On the way out, we filled up our tiffin box with a range of yummy desserts. We each had a chance to pick a favourite – having no clue what anything was, I went with the most colourful option, a slab of green jelly (it turned out to be pandan – yum!). As a company, Ayana is committed to lightening their environmental impact, and I noticed they put this into practice at every turn. Tours are plastic-free (hence the use of the tiffin box instead of a bag). During the tour, guests get their own reusable water bottle to use for the day.
We cycled on to a small local coffee shop. Yut broke out the tiffin box and we devoured the sticky desserts over a tall glass of iced coffee. The cafe was one of two small businesses we got to support during the tour – later, we ate breakfast at Nyum Nyum (Let’s Eat!), a wonderful little noodle shop run by a team of local women.
A heritage of craftsmanship
It’s difficult to imagine now, but before Siem Reap started booming as a tourist destination, it was a small provincial town of fishermen and craftspeople. Cycling through the backstreets, past clusters of stilted houses and wide patches of fallow land set aside for farming, we got a taste of what the city centre must have looked like back then.
On one of the main streets closer to town, we made our final stop of the morning to visit a blacksmith. He showed us how he makes farm tools the traditional way, by heating and bending molten metal into rice sickles and other shapes.

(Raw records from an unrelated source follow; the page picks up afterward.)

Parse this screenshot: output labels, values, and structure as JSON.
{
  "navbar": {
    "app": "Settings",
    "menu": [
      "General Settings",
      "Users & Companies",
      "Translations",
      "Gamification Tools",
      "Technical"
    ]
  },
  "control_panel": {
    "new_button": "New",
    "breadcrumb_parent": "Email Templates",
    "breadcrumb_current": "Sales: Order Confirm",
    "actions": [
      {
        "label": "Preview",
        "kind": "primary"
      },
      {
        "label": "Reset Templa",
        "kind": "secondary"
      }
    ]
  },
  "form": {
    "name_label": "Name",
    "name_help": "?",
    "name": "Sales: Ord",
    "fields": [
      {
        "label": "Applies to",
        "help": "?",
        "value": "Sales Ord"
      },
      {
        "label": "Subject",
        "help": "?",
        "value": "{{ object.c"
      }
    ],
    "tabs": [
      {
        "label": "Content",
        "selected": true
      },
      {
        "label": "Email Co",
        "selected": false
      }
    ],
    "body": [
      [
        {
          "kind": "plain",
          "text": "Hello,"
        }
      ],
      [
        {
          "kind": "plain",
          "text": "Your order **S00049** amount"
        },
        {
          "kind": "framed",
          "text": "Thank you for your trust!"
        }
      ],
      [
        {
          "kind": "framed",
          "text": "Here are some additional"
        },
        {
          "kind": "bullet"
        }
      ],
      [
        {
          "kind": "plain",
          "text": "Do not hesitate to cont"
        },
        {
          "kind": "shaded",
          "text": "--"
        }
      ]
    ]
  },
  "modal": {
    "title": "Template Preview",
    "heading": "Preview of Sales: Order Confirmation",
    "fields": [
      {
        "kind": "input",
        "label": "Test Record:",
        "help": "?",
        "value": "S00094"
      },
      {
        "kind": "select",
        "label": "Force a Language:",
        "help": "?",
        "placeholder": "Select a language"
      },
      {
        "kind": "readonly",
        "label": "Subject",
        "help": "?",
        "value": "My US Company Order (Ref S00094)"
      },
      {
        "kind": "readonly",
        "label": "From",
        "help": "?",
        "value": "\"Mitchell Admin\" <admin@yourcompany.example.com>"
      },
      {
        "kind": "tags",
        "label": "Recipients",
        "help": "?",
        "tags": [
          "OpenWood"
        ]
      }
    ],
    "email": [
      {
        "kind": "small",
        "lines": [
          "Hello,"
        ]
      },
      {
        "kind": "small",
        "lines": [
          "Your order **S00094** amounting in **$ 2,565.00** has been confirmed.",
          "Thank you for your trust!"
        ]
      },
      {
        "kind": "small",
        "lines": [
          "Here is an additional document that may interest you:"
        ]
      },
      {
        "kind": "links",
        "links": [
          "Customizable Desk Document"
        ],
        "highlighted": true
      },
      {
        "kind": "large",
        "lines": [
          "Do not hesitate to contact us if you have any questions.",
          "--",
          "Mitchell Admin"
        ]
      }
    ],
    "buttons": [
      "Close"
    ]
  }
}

Secrets of Siem Reap tour details
The Secrets of Siem Reap tour departs daily between 6am and 7am. The price includes tuk tuk pick up from your hotel in Siem Reap, mountain bike and helmet hire, drinking water, breakfast, and snacks. The tour can be done by tuk tuk rather than bike if you prefer.
As with all Ayana Journeys tours, fair wages are paid to everyone involved, and every effort is made to ensure local business people benefit from the proceeds. Read more about Ayana’s responsible tourism philosophy and impact here.
For more information or to make a booking, head to the Ayana Journeys website.